An Oregon fish is being proposed for removal from the federal list of endangered species. The U.S. Fish and Wildlife Service started the delisting process Monday for the Borax Lake chub.
The chub is a tiny golden minnow that only lives in one place — southeast Oregon’s Borax Lake. The lake is small, hot, alkaline and a rather surprising place to find fish.
The fish are believed to have been isolated there after the lake that covered the current-day Alvord Desert began to shrink more than 10,000 years ago. They took refuge around a hot spring that maintains Borax Lake year round.
Unlike many species, the Borax Lake chub wasn’t listed as endangered because its population was in decline. It was extended protections in the early 1980s, when geothermal energy exploration threatened to disrupt the spring that provided the fish’s only habitat.
Since listing, the 10-acre lake and land around it was purchased and protected by the Nature Conservancy.
“By doing that, it meant that there was no more grazing right up to the edge of the lake. It meant that the land in close proximity to the lake was not available for mineral or geothermal development, and it also restricted access to the lake,” said U.S. Fish and Wildlife biologist Chris Allen.
The Bureau of Land Management then added an extra buffer by designating the public land around the lake an area of critical environmental concern. Allen said the state of Oregon also secured the water rights for the spring, making irrigation diversions a thing of the past.
The Fish and Wildlife Service says it has been putting an emphasis on reclassifying and delisting species when they’ve met recovery goals.
Because the Borax Lake chub is only found in one small lake in Harney County, over the course of 40 years, wildlife managers were able address most of the threats to the species.
“It is always to easier to work on recovery actions on species with more narrow distributions. And you can’t get too much more narrow than the Borax Lake chub,” Allen said. “The smaller the range of the species the more you have the ability to control conservation management of that by land ownership.”
But that same limited species range also presents a more dire situation.
“This is it. This is the only place on Earth where that fish lives, the only habitat that’s available,” said Garth Fuller, eastern Oregon conservation director with the Nature Conservancy. “It can’t disperse. It can’t move. There isn’t a standby. You don’t have a second chance.”
That’s part of the reason that Fuller would rather see the minnow down-listed to “threatened” instead of being removed from the endangered species list completely, as is being proposed by the Fish and Wildlife Service. He says there are still some threats remaining to the chub.
“I think the largest hurdle is the remaining potential for geothermal development on the private lands in the area. And even though it may seem unlikely, that geothermal reservoir that feeds the lake, that’s so critical to the habitat, is still vulnerable to development impacts,” Fuller said.
In an email, the Fish and Wildlife Service says the risk of geothermal development has “reduced.” And while “it’s uncommon” to propose delisting instead of downlisting endangered species to threatened status, “in this case … the Service was overdue on moving forward with a downlisting, and in the intervening years the remaining recovery actions were completed.” USFWS said the chub no longer meets the definition of threatened or endangered.

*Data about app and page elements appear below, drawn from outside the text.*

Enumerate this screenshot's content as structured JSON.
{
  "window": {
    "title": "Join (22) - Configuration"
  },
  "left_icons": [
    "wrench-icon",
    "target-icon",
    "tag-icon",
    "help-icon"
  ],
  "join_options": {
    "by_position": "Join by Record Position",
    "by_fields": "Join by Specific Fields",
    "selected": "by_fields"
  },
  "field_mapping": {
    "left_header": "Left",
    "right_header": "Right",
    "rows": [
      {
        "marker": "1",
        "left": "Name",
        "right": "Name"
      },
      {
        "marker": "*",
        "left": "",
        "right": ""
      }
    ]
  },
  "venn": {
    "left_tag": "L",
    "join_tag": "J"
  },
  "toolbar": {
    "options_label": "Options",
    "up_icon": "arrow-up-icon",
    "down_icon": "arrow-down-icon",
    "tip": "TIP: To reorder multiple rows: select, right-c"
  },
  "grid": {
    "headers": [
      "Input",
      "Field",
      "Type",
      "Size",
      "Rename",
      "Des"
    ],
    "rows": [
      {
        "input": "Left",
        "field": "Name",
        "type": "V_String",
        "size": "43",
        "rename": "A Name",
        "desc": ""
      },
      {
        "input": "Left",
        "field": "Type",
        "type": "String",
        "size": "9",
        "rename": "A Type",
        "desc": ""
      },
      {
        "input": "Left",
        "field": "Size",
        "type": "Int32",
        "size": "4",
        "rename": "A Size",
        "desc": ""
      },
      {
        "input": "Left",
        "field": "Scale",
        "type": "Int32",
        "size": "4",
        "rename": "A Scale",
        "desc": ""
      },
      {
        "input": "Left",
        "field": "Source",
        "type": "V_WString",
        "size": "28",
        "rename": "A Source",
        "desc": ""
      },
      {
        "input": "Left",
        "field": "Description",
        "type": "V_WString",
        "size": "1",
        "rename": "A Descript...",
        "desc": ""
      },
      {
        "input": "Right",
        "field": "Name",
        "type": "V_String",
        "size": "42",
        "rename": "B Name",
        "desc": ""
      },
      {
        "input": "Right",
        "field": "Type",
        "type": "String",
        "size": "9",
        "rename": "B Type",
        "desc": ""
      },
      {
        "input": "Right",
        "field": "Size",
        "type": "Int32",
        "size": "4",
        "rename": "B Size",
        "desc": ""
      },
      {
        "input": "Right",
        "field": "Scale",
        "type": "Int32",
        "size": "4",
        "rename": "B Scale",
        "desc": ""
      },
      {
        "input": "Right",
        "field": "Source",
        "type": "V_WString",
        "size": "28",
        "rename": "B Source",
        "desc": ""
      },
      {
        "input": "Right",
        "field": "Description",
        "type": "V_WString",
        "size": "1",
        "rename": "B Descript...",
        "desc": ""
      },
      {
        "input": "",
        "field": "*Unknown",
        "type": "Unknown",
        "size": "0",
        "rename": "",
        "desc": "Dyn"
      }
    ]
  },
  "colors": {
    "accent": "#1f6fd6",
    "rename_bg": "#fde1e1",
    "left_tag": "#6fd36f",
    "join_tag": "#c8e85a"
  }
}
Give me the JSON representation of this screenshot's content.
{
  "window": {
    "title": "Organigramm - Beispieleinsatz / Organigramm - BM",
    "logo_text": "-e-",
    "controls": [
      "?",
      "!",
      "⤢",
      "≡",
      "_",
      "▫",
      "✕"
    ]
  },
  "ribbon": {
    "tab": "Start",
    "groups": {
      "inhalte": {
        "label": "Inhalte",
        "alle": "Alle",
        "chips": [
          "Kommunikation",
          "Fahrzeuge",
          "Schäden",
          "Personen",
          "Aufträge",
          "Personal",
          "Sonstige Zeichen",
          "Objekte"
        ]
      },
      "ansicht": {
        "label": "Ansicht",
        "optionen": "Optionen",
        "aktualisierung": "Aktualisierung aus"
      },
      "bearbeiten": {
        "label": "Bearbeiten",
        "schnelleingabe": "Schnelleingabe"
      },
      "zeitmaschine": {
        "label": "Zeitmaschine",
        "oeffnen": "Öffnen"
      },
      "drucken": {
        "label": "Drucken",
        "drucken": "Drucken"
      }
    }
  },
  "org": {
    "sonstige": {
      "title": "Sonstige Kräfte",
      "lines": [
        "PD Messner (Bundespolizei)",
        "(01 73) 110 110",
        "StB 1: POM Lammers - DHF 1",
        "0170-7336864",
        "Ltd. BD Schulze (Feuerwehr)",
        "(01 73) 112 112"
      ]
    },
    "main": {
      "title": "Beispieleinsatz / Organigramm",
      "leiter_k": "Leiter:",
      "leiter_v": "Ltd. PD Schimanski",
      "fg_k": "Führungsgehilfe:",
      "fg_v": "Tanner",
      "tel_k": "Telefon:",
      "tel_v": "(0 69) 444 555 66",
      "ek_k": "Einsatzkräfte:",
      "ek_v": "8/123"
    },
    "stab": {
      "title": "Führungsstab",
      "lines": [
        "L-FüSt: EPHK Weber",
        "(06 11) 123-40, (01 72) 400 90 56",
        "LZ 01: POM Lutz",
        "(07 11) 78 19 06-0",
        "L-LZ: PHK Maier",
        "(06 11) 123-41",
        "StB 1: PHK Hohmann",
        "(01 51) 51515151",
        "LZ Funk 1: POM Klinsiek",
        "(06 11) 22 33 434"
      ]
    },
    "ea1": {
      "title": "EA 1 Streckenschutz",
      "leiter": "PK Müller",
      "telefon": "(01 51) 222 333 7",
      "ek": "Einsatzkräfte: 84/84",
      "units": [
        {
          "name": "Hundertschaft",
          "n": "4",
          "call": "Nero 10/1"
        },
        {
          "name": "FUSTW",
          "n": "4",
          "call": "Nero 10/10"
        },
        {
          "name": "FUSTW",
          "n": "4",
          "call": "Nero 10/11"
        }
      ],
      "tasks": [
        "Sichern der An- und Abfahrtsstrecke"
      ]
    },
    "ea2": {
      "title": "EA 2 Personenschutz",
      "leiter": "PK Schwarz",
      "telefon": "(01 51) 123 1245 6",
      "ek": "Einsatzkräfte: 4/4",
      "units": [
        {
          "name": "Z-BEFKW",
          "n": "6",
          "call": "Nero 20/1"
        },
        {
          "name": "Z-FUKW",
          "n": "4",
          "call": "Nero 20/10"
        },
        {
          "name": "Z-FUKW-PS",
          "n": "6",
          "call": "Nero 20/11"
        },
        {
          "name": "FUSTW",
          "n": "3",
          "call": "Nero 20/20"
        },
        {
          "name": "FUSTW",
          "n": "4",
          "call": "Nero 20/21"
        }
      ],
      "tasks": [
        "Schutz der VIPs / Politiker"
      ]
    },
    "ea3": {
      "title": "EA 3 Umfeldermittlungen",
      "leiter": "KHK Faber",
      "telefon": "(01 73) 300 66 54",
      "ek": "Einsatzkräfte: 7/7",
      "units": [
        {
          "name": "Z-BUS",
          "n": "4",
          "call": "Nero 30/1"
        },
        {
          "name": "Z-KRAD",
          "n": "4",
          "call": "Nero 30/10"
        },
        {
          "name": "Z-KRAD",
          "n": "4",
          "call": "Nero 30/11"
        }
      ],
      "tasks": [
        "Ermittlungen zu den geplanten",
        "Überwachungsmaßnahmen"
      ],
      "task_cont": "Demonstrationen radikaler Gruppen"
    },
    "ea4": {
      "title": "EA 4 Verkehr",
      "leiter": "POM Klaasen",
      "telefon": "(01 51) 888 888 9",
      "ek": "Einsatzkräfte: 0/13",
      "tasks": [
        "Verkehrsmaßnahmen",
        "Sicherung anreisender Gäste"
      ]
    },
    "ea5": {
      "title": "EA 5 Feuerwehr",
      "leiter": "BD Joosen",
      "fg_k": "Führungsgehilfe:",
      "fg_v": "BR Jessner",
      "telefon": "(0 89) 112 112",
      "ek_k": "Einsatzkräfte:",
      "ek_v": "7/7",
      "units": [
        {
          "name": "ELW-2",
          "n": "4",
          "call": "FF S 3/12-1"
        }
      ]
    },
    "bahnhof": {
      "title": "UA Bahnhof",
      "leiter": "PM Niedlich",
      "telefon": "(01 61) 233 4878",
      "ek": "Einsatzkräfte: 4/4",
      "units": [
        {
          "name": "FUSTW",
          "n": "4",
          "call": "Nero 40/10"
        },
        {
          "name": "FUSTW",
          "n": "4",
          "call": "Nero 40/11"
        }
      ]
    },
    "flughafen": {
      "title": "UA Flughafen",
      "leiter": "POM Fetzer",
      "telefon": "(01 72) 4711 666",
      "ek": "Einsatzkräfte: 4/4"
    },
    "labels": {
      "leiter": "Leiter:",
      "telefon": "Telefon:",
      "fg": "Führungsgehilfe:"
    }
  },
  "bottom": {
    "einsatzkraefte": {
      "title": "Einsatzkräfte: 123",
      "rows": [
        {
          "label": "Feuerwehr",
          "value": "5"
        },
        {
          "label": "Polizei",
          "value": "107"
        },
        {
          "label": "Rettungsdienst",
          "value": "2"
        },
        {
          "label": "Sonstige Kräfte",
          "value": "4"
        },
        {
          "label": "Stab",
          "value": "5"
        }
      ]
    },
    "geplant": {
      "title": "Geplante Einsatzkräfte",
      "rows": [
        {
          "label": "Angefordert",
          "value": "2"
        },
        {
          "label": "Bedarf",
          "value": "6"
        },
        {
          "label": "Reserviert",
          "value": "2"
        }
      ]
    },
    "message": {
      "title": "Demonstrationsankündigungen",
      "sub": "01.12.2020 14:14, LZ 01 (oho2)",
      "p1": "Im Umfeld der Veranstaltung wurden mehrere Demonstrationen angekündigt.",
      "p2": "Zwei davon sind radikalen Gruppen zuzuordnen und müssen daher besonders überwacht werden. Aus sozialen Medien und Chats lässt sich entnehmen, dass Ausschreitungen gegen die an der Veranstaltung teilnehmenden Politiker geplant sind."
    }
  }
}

“We’re making some pretty huge strides in recovering threatened and endangered species in Oregon, more so than I think most, if not any other states across the U.S.,” Allen said.
He says in the last four years, two fish species have already been removed from the endangered species list, and another southern Oregon minnow, the Foskett speckled dace, is currently being proposed for delisting.
Monday’s announcement of the proposal to delist the Borax Lake chub kicks off a yearlong public process to decide if the conservation steps taken are enough to guarantee survival of the fish.